Though we in the games industry have worked hard pushing gamification out to other industries, we've often forgotten to look back home at our own studios. If it's possible to gamify traffic laws, it must also be possible to gamify the working environment.
At GDC 2012, Jason Scott, of Volition, gave a talk about studio design groups. In the course of his talk, he made brief mention of an achievement system for developers that had been devised for his studio. A prize, cut out of felt, with the title of the achievement on it, was given to any developer who met the criteria. Such prizes were something the rewarded developers could display proudly on their cubicles, something that turned the work into what we are all familiar with: a game. In another talk, Simon Cook, of Microsoft, made mention of a "morale budget," an amount of money allotted to producers to help them motivate and reward their developers.

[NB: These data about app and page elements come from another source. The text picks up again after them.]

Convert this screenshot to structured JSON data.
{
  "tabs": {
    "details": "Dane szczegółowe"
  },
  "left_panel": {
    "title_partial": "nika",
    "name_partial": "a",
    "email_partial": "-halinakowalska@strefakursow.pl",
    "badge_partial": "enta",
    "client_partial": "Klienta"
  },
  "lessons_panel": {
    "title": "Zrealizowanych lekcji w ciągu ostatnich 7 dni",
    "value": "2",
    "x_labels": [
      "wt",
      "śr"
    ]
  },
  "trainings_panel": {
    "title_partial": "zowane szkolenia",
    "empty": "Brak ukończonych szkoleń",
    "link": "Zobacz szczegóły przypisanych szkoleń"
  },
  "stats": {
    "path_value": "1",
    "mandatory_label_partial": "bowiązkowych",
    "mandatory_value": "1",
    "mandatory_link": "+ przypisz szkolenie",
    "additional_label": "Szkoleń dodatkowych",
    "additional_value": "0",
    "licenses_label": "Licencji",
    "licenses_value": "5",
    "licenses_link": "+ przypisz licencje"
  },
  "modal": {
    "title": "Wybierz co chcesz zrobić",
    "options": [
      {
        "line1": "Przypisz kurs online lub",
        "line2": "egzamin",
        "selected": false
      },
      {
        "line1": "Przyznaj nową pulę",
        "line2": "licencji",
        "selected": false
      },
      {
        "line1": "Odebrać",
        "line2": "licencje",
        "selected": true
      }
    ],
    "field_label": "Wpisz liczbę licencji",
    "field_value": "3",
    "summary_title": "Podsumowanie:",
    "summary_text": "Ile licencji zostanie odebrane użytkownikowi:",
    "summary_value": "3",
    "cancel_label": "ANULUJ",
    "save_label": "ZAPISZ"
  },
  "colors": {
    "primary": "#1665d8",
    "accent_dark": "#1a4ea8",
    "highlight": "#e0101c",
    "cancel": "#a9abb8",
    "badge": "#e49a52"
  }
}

A student animation from the University of Central Florida used a simpler rewards system. Each time the students attended a meeting, a gold star sticker was put next to their name on a chart that hung at the front of their workroom. Each time they missed a meeting, they instead got a black dot. Sticker rewards are often thought only effective for small children, but even college age students were troubled by black dots and proud of gold stars.
By combining these ideas, I built a new achievement system for a recent game project called Sira. Developers working on Sira earned achievements, each worth a certain number of points. They were given points for attending each meeting, arriving early, or even bringing along food to share. They also got points for responding to emails within a certain time frame and for completing their sprint tasks. The system had over 20 achievements each with a point reward and a silly name.
Points were totaled each week, and the developer with the highest number of points at the end of the week got special mention during weekly updates, like a leaderboard. When the team's total points added up to a given amount, we would have an ice cream party; then later, when even more points accumulated, a pool party. Most exciting of all, we set up an auction to take place at our last party when each developer could bid his or her points to win various prizes bought from Think Geek. These prizes varied from game-themed breath mints to a Darth Vader lightsaber umbrella. The developer with the highest number of points also won a mystery prize (which turned out to be a fairly inexpensive replica sword from Amazon).
Benefits of Gamification
Remarkable changes can occur after implementing game systems to enliven game studios. Teams show up to meetings. They arrive on time, or early. Developers actually check their email and - better yet - respond! They stay on top of communicating with their leads, and in general, they work beyond just doing their assignments and checking out.
Beyond improving work ethics, game systems such as points and achievements have a more subtle benefit. Here is one more thing to be excited about, despite the inevitable frustrations with varying aspects of the project's progress. Games foster light-hearted competition. And even more simply, they serve as an ongoing topic of conversation at meetings and parties, helping team members who haven't met while working in separate disciplines get to know each other and actually feel like a team.
The Final Verdict
In each of the previously mentioned cases, a common phenomenon occurred: the game system worked. The teams enjoyed it. It was fun.
Not only is gamification fun for the team, it is fun for team leads and others participating in the system. Gamification of the working environments of the games industry can be a simple yet lasting way to motivate a team and also to say: "Thanks for all your hard work, guys," while letting developers feel as though they've gotten due recognition for their given quest line.